Tahir Shah (official site) In Arabian Nights: A Caravan of Moroccan Dreams (Bantam, 2008)
Tangier holds a special place in my heart. It was there that my grandfather lived, then died, knocked down outside his villa on the steep rue de la Plage by a reversing Coca-Cola truck. He was an Afghan named Ikbal Ali Shah. Much of his life was spent traveling in the Middle East and Central Asia, writing books on the worlds he encountered. When his wife died of cancer before she reached sixty, he was distraught beyond words. He set sail to Morocco with a sea-trunk full of books, because it was the one place he could think of where they had never been together.
Packed to overflowing, the Legation's conference room was filled with a very Tangier audience of bibliophiles of all ages and persuasions there to hear Tahir Shah read the above and a number of other selections from his dozen books.
A born story teller (not only was his grandfather a writer, but Tahir Shah is the son of Idries Shah, one of the great authorities on Sufism and author of numerous books, including many stories for children), our author charmed the audience during a good hour of readings and discussion. He was even able to find some tongue twisting challenges in his own prose – did I write this? We videotaped the session, and hope to make it available in a forthcoming post.
The event – organized at TALIM with the bookstore Librairie des Colonnes – was moderated by Capetown transplant Aman te Water. Aman selected a fine series of texts for the author to read, starting with his and his family's connection with Tangier, and exploring the craft of storytelling. Aman te Water:
Shah’s personae, his heritage that blends English, Afghan and Indian, and his ability to translate the traditional into the contemporary have turned him into a messenger of sorts. Through his travels and links to different civilizations he uses his books to bridge the gap and create an exchange between polarities. One can’t help feeling his books draw us closer to an elusive middle ground.

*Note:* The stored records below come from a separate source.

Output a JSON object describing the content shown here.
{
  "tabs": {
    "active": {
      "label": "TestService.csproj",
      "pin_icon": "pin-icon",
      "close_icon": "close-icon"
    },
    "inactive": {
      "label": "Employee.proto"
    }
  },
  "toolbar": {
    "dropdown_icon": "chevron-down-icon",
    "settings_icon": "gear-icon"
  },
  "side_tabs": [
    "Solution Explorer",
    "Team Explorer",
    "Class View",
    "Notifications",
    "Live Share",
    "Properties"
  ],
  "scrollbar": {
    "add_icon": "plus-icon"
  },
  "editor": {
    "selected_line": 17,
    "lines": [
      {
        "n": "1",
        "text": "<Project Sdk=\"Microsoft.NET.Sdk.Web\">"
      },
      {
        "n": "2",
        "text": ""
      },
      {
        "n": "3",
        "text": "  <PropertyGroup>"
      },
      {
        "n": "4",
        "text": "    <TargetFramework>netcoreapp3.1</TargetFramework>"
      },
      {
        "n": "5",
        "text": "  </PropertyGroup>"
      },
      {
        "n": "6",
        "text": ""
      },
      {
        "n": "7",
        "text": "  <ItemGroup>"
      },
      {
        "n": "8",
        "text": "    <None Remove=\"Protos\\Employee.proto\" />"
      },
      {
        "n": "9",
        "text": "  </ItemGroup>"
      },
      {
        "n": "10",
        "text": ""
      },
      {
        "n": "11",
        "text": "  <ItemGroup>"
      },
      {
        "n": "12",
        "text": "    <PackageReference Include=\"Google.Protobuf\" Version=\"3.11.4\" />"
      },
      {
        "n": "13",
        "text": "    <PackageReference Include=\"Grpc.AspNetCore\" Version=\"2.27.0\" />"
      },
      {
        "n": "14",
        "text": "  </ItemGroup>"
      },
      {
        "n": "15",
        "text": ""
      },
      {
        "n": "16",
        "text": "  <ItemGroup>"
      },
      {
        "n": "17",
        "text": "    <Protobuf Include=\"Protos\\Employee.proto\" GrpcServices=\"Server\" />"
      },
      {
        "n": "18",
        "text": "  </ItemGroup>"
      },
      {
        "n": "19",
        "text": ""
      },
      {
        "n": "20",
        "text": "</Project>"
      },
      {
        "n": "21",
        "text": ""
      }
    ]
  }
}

Hosting Tahir Shah and his family – his wife and two children attended, and feature in his touching and amusing books – was pure pleasure, as well as a revelation. It turns out that I had already written a review of the excellent film Journey to Mecca: in the Footsteps of Ibn Battuta, for which Shah was the principal screenwriter. After editorializing that the film needed to be shown in Tangier, Ibn Battuta's birthplace and final resting place, I see that it is to be shown starting next month in Casablanca (Casa has an IMAX theater). I'm very pleased it's coming to Morocco.
Though Shah has chosen to make his home in Casablanca, he appreciates Tangier:
Tangier is a hybrid of Europe, Africa, and the Arab world. It is a city of such charm and sophistication that the people who reside there sometimes forget their astonishing good fortune.
We were indeed fortunate to have the benefit of Tahir Shah's presence among us on Friday, and if his enthusiasm over our research library is anything to go by – "you have an 1816 Robert Adams!" and other such discoveries – we think we will see him back. Tahir Shah, man of the "East-West Bridge," probably feels a natural affinity with a place that literally bridges East and West, medina and modern – the Tangier American Legation.
Tahir Shah's impressions of his visit to the Legation, and especially its research library: "The American Legation is one of those rare fragments of history trapped in the modern world. How magical, how absolutely extraordinary… and the books, oh the books!"
We couldn't ask for a better endorsement.